We all have different beliefs in God, or none. I personally believe that God lives in all of us, that there is a piece of God in each of us. There is a portion of creation in each person–otherwise how could we create? It is this same part of us that tells us what is good what what isn’t.
I do realize this issue isn’t necessarily so simple, and we’ll address it in its more complex form at a later time. But for now, this advice can actually get you through.
Because we all have this innate knowledge, I don’t believe that ethics should be contained in a catalogue of “dos and don’ts” of rights and wrongs. I don’t believe this helps us.
Instead, people should strive to have their own self-consciousness and self-responsibility. Listen to that inner voice. We can’t simply preach right and wrong to people, because they actually do know it. Following self-responsibility means freedom, and only free people can make decisions.
Honestly, I feel that all the rights and wrongs published in sales books have been put there to try and make irresponsible people responsible. In fact, people simply need to grow up and become adults, become responsible for their own actions, and follow what they already know.
When a person commits a crime, there are consequences. Ultimately the state forces them to take responsibility for their actions. In sales, there are consequences, too, when a salesperson betrays a prospect or a customer. Especially in our totally connected world, that bad action is going to follow that salesperson for the rest of their life.
Taking responsibility means owning up to actions and not blaming others. That is childish behavior: “It wasn’t my fault!” “I didn’t know!”
An adult is someone who has learned to be responsible, and lives by the consciousness of their inner instrument, that inner voice. They haven’t become dull to it, but have tuned into it. That voice leads them to altruism.
Self-responsibility, responsibility for one’s actions and responsibility, too, for others, leads one to be free. In fact, it could be said that there is no other freedom.
Going back to the American Revolution, it can be seen that the freedom that they fought for was freedom for their communities. America, at that time, was composed mostly of tiny communities, in which people were responsible to themselves, to the group and to each other. If they weren’t responsible, they were expelled from the community.

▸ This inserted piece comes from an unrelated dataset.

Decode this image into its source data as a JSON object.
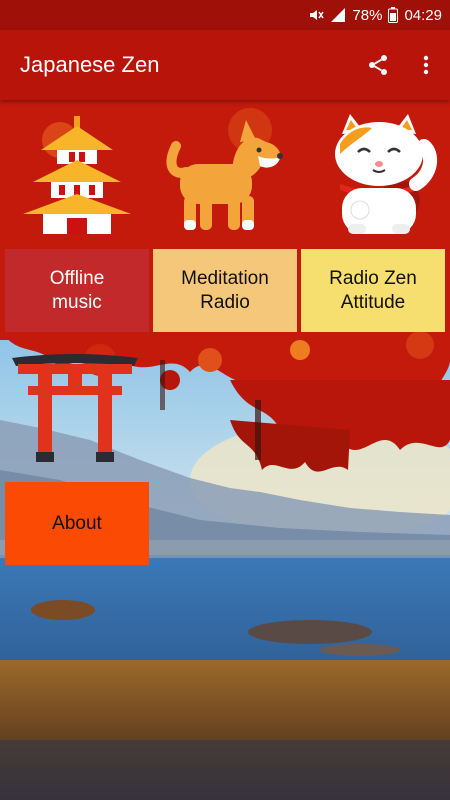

Today salespeople live in a much larger, but likewise connected, community. In that context a salesperson must also be responsible, should have that consciousness of right and wrong, should have that sense of altruism. For that reason a salesperson must always be listening to that voice, and know what is right and wrong behavior in any given circumstance.
Because we are aware of this inner nature, we at Pipeliner have no catalogue of ethics. We do have core principles, such as “Learn from your mistakes.” These can be used as guidelines.
But ethics is something a person actually knows, and must follow. And because freedom has two sides–freedom and responsibility–taking that responsibility through ethics means freedom and success.
At the end of the day, the whole purpose of ethics in sales is the production of a result. Salespeople who follow an intrinsic ethical principle, altruism or consciousness, will be more successful in the long run. Simply being hammered with “dos and don’ts” in the end doesn’t bring someone up–only following a conscience does that. Following your own consciousness can be likened to following a flow forward, where trying to adopt a whole list of rules is like going against the flow.
Going with the flow is also using your altruistic instincts for the good of others in sales, whereas going against the flow would be the “old school” sales of being rude and pushy.
Pipeliner CRM empowers salespeople to follow their internal ethical voice. Get your free trial of Pipeliner CRM now.